Neurosurgeon Michael Egnor tells us that computer engineer Jeffrey Shallit, known for attacking ID, has responded to his recent parable explaining why machines can’t learn. According to Shallit, a computer is not just a machine, but something quite special:
Computer scientist Jeffrey Shallit takes issue with my parable (September 8, 2018) about “machine learning.” The tale features a book whose binding cracks at certain points from the repeated use of certain pages. The damage makes those oft-consulted pages easier for the next user to find. My question was, can the book be said to have “learned” the users’ most frequent needs?
I used the story about the book to argue that “machine learning” is an oxymoron. Like the book, machines can “learn” only metaphorically, not in reality. Machines don’t have minds. Machines can change with repeated use, by design or by happenstance (as in the case of the book). They can become more effective tools because of such changes. But machines don’t learn, because learning—which is the acquisition of new knowledge—is something unique to creatures with minds, like human beings.

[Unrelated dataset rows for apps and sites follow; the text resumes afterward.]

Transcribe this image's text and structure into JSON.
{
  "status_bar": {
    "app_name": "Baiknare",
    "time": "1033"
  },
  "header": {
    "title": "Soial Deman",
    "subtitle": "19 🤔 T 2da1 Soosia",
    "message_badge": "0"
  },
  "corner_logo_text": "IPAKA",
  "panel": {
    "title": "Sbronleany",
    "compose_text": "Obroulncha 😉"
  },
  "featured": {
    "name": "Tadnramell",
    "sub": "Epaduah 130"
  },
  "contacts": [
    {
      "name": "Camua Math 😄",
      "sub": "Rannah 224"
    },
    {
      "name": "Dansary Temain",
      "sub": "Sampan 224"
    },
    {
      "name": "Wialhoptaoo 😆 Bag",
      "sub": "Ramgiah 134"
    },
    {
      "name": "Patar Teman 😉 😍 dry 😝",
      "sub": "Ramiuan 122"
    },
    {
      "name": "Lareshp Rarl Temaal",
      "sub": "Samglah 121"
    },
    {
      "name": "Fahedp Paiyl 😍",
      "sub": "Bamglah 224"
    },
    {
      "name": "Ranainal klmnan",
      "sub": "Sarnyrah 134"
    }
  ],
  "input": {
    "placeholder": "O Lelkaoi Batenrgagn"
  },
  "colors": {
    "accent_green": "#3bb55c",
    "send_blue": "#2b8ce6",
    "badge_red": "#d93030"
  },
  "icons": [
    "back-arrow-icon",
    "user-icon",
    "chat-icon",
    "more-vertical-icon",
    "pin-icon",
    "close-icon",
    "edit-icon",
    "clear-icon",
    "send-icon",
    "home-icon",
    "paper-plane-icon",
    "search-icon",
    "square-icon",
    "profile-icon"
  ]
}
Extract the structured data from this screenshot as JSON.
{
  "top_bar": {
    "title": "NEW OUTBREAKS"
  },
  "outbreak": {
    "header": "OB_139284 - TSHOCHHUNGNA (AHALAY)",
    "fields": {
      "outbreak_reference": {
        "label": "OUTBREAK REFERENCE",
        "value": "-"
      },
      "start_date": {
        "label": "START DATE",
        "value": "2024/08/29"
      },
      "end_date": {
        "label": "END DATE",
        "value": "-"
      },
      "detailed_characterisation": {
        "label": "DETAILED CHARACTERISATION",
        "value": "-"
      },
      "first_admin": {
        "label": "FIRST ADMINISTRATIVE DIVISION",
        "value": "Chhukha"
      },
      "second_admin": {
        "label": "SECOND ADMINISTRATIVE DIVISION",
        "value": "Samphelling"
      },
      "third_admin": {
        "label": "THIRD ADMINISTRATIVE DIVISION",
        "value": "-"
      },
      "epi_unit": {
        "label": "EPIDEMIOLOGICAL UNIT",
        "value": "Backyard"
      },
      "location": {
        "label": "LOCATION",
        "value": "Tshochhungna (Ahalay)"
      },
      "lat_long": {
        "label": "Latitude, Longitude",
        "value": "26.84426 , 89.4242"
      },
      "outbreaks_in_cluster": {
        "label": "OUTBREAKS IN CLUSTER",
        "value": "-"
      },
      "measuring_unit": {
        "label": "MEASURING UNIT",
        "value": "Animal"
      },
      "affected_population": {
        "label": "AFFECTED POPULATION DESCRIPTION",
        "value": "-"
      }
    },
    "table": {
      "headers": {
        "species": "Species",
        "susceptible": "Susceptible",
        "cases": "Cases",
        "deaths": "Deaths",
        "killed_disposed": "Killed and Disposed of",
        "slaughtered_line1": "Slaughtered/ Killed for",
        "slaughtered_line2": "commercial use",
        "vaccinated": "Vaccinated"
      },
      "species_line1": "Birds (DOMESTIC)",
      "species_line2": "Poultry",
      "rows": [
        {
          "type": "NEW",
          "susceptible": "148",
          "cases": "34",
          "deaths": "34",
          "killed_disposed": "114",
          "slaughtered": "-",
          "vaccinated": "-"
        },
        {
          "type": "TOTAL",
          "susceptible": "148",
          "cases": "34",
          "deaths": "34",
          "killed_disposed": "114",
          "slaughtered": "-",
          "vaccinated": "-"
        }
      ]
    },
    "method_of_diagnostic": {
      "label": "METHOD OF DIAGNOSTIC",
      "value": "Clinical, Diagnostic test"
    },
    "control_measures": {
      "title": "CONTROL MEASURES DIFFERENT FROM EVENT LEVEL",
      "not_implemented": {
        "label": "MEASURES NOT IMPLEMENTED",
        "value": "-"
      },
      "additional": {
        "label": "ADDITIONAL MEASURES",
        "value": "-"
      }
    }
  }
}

Shallit, however, argues that a computer is not just a machine, but something quite special:
To be genuinely considered a “computer”, a machine should be able to carry out basic operations such as comparisons and conditional branching. And some would say that a computer isn’t a real computer until it can simulate a Turing machine. A book with a cracked binding isn’t even close.
Of course, my parable was an analogy between a book and a computer. That was, in fact, my point. Even the most rudimentary device—a device far less complex than a computer— can be said to “learn” metaphorically through repeated use. That does not mean that it really learns, but only that it changes in a way that reminds us of learning.
The same metaphorical learning—not genuine learning—that a book with cracked binding undergoes is what happens when computers “learn.” More. (Michael Egnor, “Machines really CAN learn!” at Mind Matters Today)
See also: Eric Holloway: Artificial intelligence is impossible. Meaningful information vs artificial intelligence: Because the law of independence conservation states that no combination of randomness and determinism can create mutual information, then likewise no Turing machine nor artificial intelligence can create mutual information. Thus, the goal of artificial intelligence researchers to reproduce human intelligence with a computer program is impossible to achieve.
Does digitization threaten science? It enables new abuses, according to a Cambridge nanoscientist. The problem is not digitization as such, of course, but the mindset that it inadvertently encourages. Sometimes, for example, “citation rings” agree to cite each other’s papers so as to artificially inflate their rankings. Sometimes it graduates to “citation stacking”